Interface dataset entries
* * *

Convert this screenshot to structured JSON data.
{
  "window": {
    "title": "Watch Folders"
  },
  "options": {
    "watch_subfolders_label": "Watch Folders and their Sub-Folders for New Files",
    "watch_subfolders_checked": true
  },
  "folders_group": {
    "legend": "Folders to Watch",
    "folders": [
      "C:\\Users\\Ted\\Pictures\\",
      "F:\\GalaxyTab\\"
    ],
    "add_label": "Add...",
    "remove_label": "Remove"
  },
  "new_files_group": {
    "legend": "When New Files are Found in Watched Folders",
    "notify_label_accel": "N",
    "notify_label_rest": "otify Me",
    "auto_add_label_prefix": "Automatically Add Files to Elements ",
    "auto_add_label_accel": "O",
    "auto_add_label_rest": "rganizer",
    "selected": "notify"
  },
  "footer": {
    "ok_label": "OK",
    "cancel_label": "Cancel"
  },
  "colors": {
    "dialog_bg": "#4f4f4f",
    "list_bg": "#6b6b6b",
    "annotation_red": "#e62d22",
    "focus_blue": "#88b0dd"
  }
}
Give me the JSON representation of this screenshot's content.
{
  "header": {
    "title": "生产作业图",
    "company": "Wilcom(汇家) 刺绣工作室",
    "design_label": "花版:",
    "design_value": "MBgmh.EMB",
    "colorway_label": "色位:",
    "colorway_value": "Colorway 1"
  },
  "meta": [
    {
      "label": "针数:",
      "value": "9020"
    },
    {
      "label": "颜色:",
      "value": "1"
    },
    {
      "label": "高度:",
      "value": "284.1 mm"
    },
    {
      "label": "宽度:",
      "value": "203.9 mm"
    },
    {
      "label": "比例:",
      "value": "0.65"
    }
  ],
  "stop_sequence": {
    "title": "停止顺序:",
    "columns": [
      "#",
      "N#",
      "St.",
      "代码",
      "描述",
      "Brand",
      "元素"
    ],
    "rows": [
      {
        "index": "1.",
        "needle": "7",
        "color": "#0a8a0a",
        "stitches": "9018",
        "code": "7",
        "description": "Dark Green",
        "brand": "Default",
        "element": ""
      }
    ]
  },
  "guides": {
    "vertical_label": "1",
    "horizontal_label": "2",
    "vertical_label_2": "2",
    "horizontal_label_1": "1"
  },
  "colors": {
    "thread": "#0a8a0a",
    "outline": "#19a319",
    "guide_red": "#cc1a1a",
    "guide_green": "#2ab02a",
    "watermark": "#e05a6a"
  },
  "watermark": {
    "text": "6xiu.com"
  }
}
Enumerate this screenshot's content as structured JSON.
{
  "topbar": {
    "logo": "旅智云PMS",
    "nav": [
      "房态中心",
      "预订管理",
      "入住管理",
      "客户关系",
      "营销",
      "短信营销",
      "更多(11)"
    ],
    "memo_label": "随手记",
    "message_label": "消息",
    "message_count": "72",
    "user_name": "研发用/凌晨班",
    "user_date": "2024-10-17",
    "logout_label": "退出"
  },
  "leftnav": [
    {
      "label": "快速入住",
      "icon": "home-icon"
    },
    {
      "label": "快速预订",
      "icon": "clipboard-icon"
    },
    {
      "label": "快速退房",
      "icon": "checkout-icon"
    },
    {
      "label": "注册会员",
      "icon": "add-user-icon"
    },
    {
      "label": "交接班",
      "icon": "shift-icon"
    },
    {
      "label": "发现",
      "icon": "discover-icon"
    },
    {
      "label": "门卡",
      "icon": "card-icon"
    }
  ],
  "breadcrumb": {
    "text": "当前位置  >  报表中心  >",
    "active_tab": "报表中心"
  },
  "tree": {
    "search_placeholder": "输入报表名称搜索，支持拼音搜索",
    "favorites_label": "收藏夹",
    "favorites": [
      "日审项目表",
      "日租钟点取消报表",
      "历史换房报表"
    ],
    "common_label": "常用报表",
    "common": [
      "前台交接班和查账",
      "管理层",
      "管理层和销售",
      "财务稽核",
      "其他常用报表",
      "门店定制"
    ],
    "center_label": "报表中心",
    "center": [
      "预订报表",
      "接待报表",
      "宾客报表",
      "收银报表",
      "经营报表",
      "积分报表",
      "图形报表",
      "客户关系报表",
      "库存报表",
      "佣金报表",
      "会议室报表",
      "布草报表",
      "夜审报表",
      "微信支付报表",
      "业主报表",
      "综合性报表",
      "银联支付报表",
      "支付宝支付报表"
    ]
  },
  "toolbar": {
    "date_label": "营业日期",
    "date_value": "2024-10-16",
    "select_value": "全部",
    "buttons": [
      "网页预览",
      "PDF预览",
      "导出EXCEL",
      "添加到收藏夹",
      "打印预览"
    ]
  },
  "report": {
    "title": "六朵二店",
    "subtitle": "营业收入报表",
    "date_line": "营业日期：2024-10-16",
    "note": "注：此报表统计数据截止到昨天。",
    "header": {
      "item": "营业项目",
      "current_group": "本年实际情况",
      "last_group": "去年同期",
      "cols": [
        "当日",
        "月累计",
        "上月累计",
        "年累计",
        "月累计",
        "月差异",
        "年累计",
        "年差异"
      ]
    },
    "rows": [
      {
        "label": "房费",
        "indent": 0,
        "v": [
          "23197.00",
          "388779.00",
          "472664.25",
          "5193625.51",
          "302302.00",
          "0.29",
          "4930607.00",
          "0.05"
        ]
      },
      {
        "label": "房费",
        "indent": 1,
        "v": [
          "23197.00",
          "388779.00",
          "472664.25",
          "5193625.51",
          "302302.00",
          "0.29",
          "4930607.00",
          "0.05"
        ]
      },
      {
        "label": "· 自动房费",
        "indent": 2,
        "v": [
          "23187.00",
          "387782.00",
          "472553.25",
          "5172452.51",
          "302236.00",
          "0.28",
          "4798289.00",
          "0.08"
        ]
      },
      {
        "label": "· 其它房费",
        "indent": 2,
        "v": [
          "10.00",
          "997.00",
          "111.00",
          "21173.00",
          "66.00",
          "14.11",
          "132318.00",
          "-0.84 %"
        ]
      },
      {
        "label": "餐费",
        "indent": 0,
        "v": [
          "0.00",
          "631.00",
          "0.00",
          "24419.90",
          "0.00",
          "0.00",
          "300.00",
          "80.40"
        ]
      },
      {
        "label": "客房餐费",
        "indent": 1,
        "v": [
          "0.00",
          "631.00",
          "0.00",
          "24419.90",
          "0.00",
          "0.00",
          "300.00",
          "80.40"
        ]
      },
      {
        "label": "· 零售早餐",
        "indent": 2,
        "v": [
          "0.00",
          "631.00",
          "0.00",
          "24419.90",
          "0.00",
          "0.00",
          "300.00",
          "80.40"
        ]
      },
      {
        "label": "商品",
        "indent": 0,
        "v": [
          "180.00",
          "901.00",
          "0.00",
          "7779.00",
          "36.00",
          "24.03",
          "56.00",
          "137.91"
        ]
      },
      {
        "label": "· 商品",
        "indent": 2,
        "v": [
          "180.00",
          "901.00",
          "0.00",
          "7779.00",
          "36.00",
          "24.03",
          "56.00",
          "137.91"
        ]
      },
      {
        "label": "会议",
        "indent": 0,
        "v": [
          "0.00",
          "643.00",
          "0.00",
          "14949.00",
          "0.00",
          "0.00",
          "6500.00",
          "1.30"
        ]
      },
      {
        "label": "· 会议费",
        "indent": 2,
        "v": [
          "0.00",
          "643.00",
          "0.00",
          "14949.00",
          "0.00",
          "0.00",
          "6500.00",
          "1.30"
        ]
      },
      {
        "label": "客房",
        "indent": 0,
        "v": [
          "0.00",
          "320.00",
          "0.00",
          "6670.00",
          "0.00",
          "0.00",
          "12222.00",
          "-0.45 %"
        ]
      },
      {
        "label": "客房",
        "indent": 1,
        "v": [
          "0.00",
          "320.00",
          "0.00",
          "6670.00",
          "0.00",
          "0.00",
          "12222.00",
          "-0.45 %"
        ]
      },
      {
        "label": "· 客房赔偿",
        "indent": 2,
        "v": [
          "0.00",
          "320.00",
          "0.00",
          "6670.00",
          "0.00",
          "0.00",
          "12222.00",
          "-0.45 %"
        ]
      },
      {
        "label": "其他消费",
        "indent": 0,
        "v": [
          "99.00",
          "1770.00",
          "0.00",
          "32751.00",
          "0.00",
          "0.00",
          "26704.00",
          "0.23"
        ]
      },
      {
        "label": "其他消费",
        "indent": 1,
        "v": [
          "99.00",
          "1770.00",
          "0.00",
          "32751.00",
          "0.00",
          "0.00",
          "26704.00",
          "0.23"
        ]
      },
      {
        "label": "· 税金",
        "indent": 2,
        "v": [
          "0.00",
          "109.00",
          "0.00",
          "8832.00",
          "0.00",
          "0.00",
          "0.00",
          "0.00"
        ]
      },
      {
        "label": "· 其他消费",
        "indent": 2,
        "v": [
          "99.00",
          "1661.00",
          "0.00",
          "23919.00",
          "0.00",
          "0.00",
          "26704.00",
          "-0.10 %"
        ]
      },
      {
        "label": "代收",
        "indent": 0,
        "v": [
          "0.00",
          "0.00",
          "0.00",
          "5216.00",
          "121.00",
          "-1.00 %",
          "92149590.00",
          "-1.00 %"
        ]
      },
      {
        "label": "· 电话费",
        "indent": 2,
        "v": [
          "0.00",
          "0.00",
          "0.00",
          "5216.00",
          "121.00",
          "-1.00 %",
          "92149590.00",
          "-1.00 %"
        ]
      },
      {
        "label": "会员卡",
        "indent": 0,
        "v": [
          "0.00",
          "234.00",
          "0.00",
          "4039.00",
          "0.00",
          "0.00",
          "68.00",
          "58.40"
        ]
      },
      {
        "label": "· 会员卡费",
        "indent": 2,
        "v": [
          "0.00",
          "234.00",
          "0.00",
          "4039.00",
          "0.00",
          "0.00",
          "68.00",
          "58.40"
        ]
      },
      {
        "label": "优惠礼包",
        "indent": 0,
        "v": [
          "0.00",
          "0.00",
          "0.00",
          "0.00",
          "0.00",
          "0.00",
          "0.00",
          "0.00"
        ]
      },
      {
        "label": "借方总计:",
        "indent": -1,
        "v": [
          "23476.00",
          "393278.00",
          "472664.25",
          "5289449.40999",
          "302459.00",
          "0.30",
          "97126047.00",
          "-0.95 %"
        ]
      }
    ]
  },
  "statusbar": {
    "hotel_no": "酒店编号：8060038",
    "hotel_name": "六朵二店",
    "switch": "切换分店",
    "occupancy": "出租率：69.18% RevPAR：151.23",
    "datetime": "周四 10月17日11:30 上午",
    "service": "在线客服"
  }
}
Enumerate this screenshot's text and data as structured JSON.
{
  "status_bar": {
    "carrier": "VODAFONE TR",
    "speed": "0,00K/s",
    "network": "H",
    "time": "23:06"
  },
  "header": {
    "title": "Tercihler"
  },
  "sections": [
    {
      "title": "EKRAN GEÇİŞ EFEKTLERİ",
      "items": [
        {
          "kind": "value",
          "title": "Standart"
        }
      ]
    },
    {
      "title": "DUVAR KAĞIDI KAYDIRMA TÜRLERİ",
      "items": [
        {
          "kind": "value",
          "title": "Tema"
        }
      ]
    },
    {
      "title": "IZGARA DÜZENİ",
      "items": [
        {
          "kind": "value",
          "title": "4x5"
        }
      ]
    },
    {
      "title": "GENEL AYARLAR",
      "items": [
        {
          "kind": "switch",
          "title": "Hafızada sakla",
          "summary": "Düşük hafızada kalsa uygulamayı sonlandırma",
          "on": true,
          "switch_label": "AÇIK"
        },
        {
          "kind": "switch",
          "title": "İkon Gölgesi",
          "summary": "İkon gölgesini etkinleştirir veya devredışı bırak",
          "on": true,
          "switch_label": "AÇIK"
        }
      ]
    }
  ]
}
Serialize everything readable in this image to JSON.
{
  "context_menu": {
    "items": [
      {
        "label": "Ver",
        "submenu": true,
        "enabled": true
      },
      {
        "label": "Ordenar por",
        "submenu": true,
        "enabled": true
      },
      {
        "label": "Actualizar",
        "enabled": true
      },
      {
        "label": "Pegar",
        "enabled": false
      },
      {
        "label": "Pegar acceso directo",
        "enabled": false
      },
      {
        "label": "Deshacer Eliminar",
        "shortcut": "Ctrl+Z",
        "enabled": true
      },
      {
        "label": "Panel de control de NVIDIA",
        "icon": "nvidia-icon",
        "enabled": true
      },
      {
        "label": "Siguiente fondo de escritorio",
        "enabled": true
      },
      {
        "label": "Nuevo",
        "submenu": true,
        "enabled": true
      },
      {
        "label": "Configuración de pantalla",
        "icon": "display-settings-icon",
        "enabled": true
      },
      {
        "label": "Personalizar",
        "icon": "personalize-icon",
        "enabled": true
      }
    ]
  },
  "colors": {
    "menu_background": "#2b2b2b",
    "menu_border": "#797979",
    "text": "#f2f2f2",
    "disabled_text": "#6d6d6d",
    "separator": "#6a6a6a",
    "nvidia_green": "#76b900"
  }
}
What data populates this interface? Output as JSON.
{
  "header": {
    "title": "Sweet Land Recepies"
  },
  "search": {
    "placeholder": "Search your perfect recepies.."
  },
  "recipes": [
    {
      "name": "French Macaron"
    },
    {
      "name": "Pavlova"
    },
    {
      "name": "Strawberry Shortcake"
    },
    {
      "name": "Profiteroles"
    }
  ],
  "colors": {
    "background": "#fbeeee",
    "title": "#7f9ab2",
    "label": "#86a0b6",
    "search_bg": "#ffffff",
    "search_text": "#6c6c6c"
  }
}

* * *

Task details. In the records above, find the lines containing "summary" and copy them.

Written solution.
          "summary": "Düşük hafızada kalsa uygulamayı sonlandırma",
          "summary": "İkon gölgesini etkinleştirir veya devredışı bırak",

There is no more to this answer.